Neuroevolution is currently the strongest method on the pole-balancing benchmark reinforcement learning tasks. Although earlier studies suggested that there was an advantage in evolving the network topology as well as connection weights, the leading neuroevolution systems evolve fixed networks. Whether evolving structure can improve performance is an open question. In this article, we introduce such a system, NeuroEvolution of Augmenting Topologies (NEAT). We show that when structure is evolved (1) with a principled method of crossover, (2) by protecting structural innovation, and (3) through incremental growth from minimal structure, learning is significantly faster and stronger than with the best fixed-topology methods. NEAT also shows that it is possible to evolve populations of increasingly large genomes, achieving highly complex solutions that would otherwise be difficult to optimize.

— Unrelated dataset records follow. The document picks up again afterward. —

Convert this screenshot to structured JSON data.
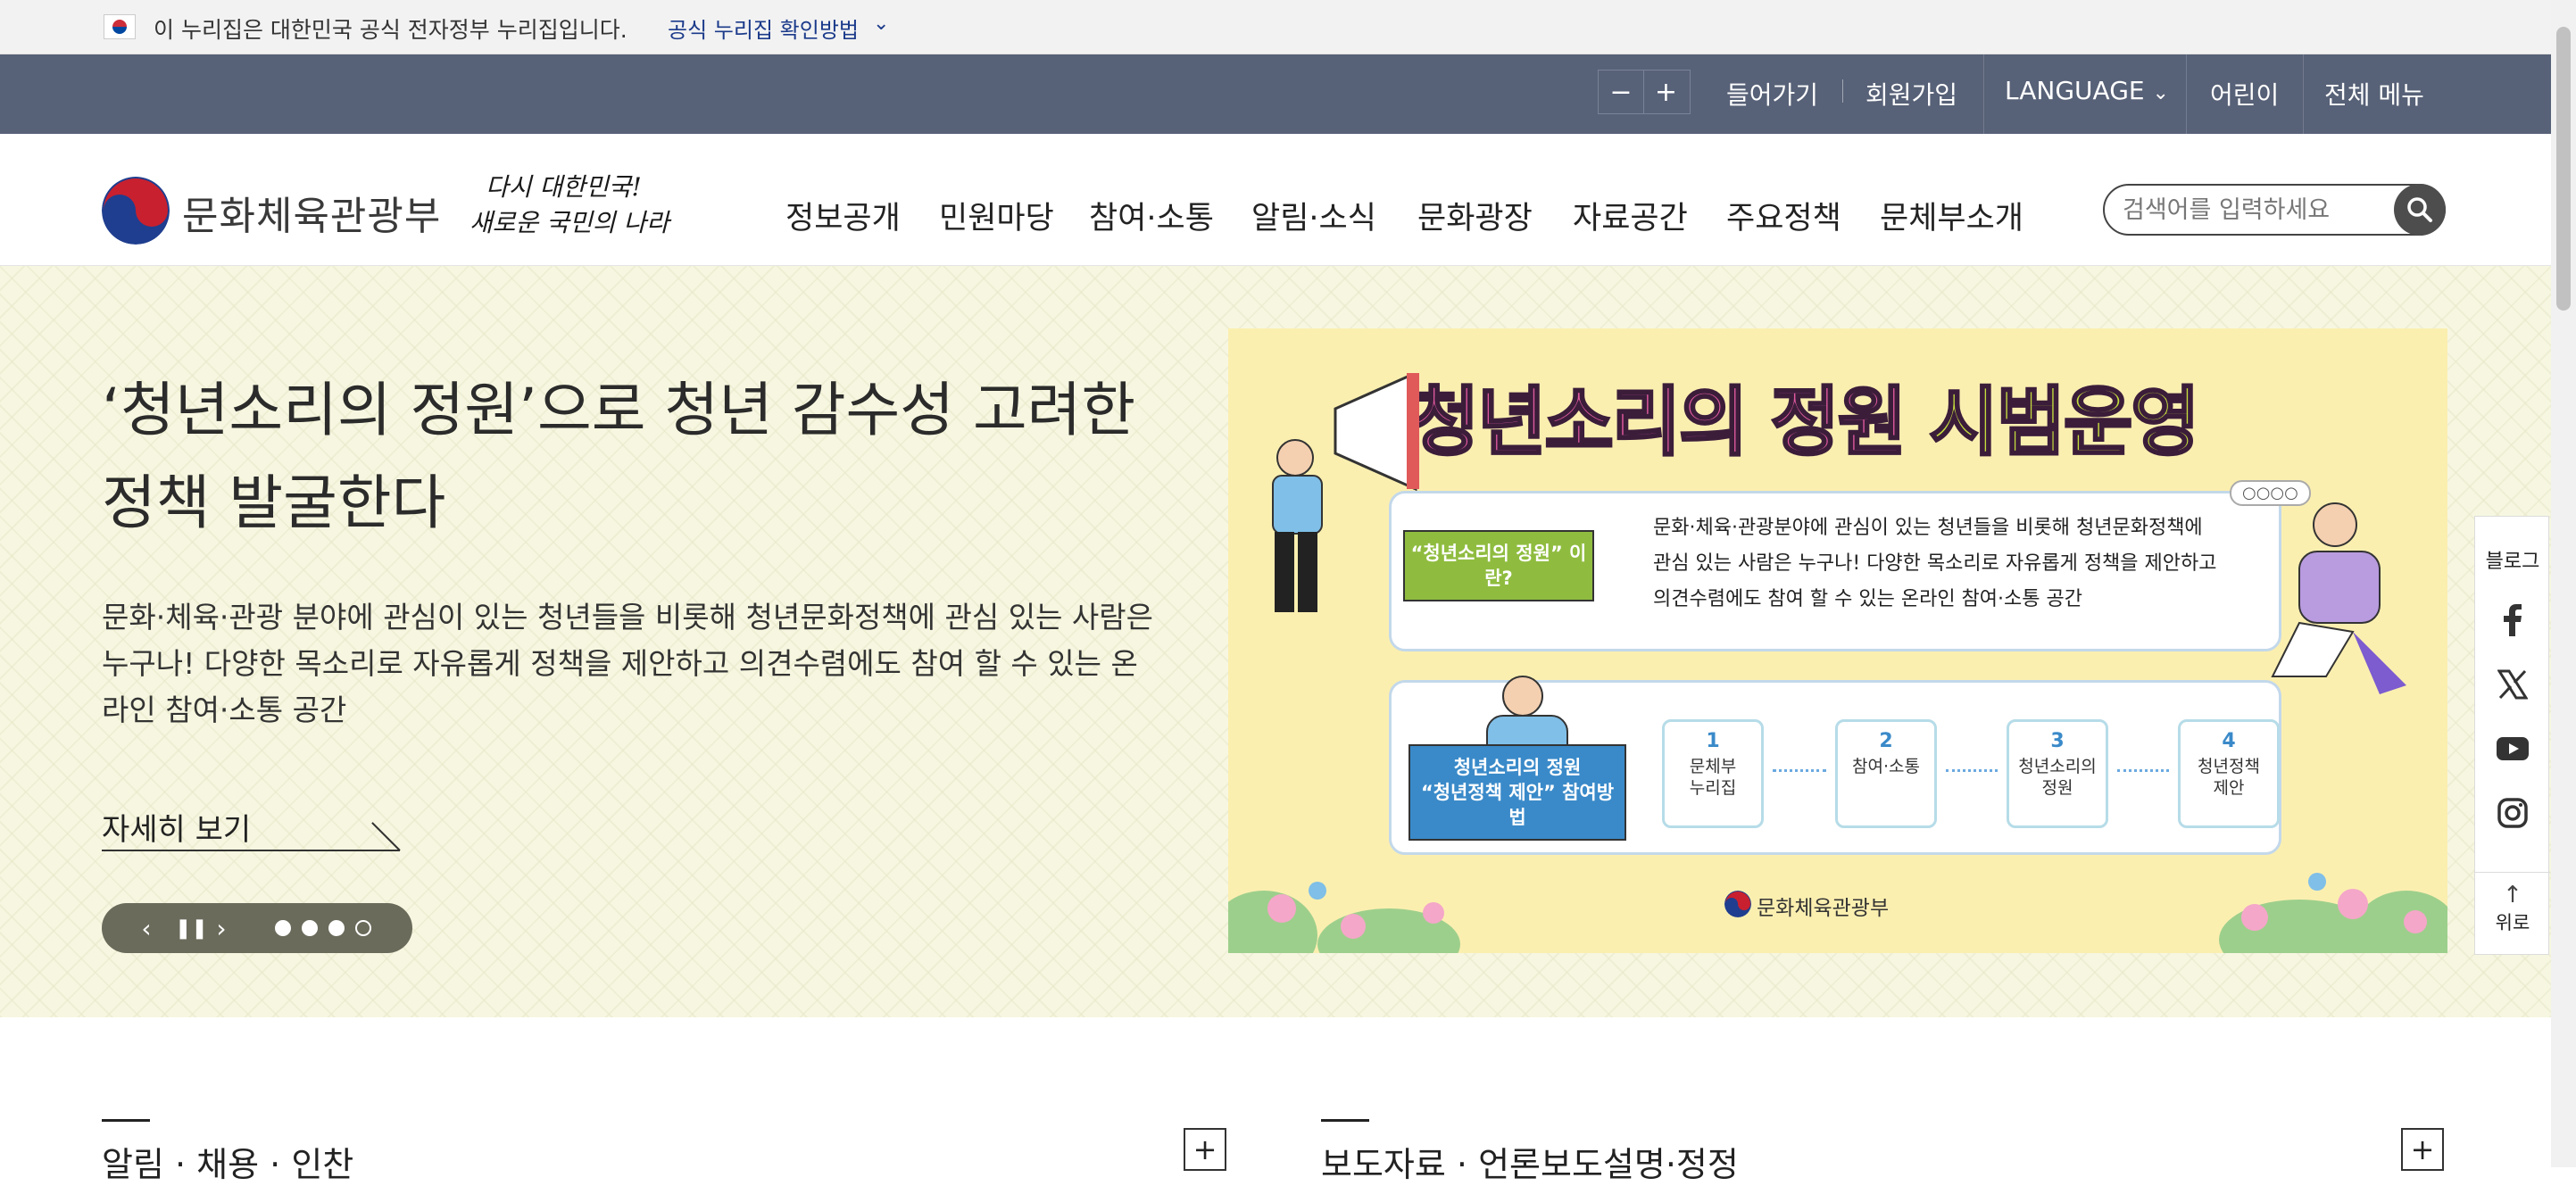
{
  "gov_banner": {
    "text": "이 누리집은 대한민국 공식 전자정부 누리집입니다.",
    "link": "공식 누리집 확인방법",
    "chevron_icon": "chevron-down-icon"
  },
  "utility": {
    "zoom_out": "−",
    "zoom_in": "+",
    "login": "들어가기",
    "signup": "회원가입",
    "language": "LANGUAGE",
    "kids": "어린이",
    "all_menu": "전체 메뉴"
  },
  "header": {
    "logo_text": "문화체육관광부",
    "slogan_line1": "다시 대한민국!",
    "slogan_line2": "새로운 국민의 나라",
    "nav": [
      "정보공개",
      "민원마당",
      "참여·소통",
      "알림·소식",
      "문화광장",
      "자료공간",
      "주요정책",
      "문체부소개"
    ],
    "search_placeholder": "검색어를 입력하세요"
  },
  "hero": {
    "title": "‘청년소리의 정원’으로 청년 감수성 고려한 정책 발굴한다",
    "description": "문화·체육·관광 분야에 관심이 있는 청년들을 비롯해 청년문화정책에 관심 있는 사람은 누구나! 다양한 목소리로 자유롭게 정책을 제안하고 의견수렴에도 참여 할 수 있는 온라인 참여·소통 공간",
    "more": "자세히 보기",
    "slide_count": 4,
    "active_slide": 4
  },
  "banner": {
    "title_a": "청년소리의 정원",
    "title_b": "시범운영",
    "tag1": "“청년소리의 정원” 이란?",
    "card1_text_1": "문화·체육·관광분야에 관심이 있는 청년들을 비롯해 청년문화정책에",
    "card1_text_2": "관심 있는 사람은 누구나! 다양한 목소리로 자유롭게 정책을 제안하고",
    "card1_text_3": "의견수렴에도 참여 할 수 있는 온라인 참여·소통 공간",
    "tag2_line1": "청년소리의 정원",
    "tag2_line2": "“청년정책 제안” 참여방법",
    "steps": [
      {
        "num": "1",
        "label1": "문체부",
        "label2": "누리집"
      },
      {
        "num": "2",
        "label1": "참여·소통",
        "label2": ""
      },
      {
        "num": "3",
        "label1": "청년소리의",
        "label2": "정원"
      },
      {
        "num": "4",
        "label1": "청년정책",
        "label2": "제안"
      }
    ],
    "logo": "문화체육관광부",
    "bubble": "○○○○"
  },
  "share": {
    "label": "블로그",
    "top": "위로",
    "icons": [
      "facebook-icon",
      "x-icon",
      "youtube-icon",
      "instagram-icon"
    ]
  },
  "sections": {
    "left_title": "알림 · 채용 · 인찬",
    "right_title": "보도자료 · 언론보도설명·정정",
    "plus": "+"
  },
  "colors": {
    "util_bar": "#576177",
    "hero_bg": "#f7f7e1",
    "banner_bg": "#fbefb0",
    "title_pink": "#e25aa0",
    "title_green": "#c5dd3e"
  }
}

[ Winner of the GECCO-2002 Best Paper Award in Genetic Algorithms ]